Exercise requirements: With the images excluded, set down every line of the listing below exactly.

Dataset:
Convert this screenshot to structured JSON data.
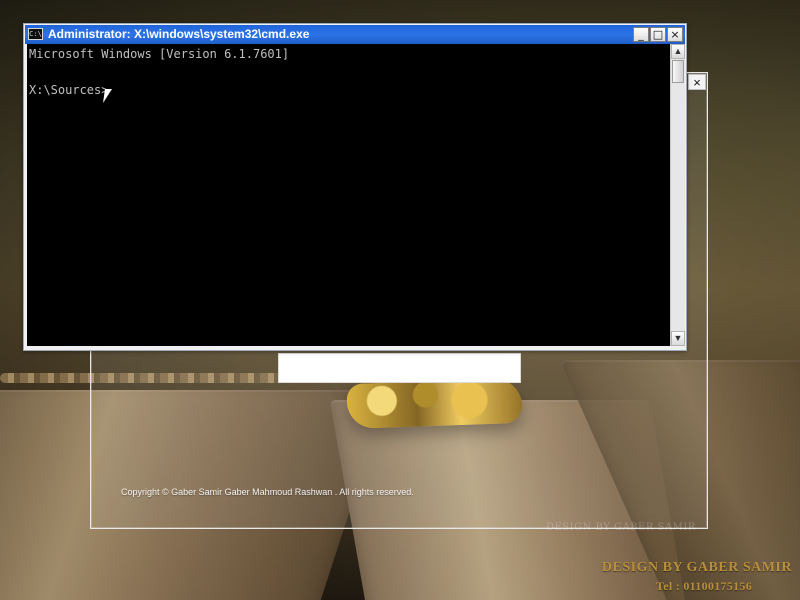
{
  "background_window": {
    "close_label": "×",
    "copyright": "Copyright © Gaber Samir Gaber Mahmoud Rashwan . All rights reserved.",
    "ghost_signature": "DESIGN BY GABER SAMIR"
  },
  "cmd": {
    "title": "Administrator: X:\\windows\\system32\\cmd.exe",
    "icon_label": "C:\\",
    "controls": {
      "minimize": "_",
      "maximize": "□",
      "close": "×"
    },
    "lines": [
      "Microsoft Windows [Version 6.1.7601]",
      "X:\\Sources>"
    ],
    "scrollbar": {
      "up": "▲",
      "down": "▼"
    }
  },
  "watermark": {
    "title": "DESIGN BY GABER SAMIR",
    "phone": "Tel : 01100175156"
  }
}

Response below:
Convert this screenshot to structured JSON data.
{
  "background_window": {
    "close_label": "×",
    "copyright": "Copyright © Gaber Samir Gaber Mahmoud Rashwan . All rights reserved.",
    "ghost_signature": "DESIGN BY GABER SAMIR"
  },
  "cmd": {
    "title": "Administrator: X:\\windows\\system32\\cmd.exe",
    "icon_label": "C:\\",
    "controls": {
      "minimize": "_",
      "maximize": "□",
      "close": "×"
    },
    "lines": [
      "Microsoft Windows [Version 6.1.7601]",
      "X:\\Sources>"
    ],
    "scrollbar": {
      "up": "▲",
      "down": "▼"
    }
  },
  "watermark": {
    "title": "DESIGN BY GABER SAMIR",
    "phone": "Tel : 01100175156"
  }
}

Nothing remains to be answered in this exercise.